_Task details_
Going through the data below, tally every line where the string "交换进展" occurs, then give only the tally.

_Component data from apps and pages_

----

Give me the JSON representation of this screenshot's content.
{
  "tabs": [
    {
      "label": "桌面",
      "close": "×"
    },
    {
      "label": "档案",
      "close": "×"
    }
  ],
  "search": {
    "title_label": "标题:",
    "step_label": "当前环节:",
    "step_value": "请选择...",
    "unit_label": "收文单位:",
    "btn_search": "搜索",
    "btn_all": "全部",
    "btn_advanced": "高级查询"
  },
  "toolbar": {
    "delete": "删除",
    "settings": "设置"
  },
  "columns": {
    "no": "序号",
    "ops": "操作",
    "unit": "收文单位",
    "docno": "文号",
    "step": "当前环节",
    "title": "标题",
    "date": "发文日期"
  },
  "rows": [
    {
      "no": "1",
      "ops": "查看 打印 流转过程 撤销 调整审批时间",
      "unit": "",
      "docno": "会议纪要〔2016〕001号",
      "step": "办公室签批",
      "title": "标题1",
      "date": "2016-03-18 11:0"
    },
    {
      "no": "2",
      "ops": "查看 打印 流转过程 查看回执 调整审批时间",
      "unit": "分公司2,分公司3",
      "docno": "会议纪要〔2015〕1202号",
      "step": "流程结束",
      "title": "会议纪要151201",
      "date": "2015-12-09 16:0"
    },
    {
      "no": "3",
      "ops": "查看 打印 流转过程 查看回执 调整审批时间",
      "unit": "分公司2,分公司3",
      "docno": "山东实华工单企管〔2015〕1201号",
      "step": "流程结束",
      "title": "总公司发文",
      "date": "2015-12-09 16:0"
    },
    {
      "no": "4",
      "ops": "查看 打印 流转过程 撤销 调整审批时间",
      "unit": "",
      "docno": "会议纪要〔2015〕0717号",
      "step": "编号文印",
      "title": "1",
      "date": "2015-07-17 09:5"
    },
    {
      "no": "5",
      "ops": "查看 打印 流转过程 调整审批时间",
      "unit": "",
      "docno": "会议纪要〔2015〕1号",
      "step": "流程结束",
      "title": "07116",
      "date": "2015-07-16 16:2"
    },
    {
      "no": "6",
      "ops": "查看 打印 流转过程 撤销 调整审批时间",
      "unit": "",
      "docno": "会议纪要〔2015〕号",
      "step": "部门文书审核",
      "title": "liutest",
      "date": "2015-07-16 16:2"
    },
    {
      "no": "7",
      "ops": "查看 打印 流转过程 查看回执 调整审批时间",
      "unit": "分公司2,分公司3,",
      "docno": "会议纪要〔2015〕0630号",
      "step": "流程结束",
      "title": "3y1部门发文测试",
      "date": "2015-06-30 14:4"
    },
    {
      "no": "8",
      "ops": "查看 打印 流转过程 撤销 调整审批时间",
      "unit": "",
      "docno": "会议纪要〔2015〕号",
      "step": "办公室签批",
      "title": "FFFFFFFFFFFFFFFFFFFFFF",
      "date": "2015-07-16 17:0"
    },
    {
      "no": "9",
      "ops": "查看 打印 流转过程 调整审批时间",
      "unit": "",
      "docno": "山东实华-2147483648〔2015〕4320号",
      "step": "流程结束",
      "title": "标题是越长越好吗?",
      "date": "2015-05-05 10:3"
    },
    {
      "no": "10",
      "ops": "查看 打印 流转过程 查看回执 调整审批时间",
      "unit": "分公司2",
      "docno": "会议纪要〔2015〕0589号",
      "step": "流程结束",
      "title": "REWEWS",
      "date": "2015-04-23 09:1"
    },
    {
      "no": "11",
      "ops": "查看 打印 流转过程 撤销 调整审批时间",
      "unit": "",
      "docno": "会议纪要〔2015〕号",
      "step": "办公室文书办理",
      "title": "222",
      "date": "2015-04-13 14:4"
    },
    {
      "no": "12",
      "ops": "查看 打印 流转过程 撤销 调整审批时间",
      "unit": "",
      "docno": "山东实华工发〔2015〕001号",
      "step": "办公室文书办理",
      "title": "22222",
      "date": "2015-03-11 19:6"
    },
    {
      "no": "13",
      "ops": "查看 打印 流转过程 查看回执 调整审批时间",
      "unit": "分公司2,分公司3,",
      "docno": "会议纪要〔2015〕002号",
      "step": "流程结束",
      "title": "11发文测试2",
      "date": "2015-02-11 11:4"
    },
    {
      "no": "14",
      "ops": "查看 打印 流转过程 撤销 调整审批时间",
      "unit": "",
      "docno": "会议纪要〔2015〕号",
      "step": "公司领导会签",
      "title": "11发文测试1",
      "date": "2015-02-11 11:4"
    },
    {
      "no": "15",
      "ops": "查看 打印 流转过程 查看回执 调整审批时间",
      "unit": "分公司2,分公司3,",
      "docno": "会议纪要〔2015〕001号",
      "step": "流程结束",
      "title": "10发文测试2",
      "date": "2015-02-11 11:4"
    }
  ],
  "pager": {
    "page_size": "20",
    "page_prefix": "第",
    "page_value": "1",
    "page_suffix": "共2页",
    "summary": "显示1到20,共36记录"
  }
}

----

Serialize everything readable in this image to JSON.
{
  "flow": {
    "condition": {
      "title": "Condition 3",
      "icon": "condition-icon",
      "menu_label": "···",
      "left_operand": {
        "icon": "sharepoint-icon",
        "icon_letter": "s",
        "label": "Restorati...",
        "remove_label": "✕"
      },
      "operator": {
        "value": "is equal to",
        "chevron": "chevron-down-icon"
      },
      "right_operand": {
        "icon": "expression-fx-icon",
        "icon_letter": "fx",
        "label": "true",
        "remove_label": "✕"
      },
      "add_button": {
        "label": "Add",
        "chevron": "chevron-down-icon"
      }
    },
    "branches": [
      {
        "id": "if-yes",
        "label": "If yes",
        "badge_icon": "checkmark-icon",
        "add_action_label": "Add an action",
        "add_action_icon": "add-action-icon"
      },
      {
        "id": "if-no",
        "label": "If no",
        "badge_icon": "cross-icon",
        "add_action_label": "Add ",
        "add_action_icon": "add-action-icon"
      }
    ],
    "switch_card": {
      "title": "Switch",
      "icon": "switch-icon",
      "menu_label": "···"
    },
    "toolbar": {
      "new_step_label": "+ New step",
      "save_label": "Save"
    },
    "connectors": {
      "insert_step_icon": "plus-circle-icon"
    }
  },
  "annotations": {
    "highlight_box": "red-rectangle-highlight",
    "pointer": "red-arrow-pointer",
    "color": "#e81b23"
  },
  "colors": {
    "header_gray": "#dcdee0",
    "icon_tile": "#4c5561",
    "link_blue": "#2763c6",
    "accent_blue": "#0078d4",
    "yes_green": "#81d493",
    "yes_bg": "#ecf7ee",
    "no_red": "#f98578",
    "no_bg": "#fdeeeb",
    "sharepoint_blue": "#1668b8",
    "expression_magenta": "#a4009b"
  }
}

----

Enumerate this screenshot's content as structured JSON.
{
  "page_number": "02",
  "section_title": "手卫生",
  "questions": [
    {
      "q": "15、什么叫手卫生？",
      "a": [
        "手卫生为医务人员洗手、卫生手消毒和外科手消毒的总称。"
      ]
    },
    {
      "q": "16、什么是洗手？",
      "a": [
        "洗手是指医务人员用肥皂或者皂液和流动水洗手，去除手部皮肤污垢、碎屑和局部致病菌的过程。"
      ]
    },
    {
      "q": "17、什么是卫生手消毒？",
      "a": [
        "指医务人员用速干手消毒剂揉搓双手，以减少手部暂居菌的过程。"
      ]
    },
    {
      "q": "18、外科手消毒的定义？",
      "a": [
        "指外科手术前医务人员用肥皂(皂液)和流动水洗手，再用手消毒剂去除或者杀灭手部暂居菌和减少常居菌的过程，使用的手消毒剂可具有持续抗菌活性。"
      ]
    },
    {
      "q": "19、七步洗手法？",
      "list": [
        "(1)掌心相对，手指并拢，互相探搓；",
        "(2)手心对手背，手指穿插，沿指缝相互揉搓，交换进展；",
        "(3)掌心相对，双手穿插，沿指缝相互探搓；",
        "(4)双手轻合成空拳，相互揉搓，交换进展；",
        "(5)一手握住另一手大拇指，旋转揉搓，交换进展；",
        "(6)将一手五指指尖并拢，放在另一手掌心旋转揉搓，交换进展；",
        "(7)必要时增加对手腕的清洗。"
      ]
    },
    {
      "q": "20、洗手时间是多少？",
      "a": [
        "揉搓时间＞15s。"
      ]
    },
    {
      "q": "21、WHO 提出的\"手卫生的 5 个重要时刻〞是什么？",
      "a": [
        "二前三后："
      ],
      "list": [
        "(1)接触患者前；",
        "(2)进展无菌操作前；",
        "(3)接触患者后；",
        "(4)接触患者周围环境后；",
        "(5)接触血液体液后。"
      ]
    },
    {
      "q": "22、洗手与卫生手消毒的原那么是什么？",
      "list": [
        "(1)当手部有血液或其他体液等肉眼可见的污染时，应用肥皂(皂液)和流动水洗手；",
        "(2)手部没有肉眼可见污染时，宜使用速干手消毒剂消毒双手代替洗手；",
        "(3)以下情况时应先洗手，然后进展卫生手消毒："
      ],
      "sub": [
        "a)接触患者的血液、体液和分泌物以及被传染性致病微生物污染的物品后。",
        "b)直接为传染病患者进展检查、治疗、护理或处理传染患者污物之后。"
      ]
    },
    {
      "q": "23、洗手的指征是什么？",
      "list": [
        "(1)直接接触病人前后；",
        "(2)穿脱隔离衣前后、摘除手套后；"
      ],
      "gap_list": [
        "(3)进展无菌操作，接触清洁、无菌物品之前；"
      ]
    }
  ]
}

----

_Reply to the exercise_
4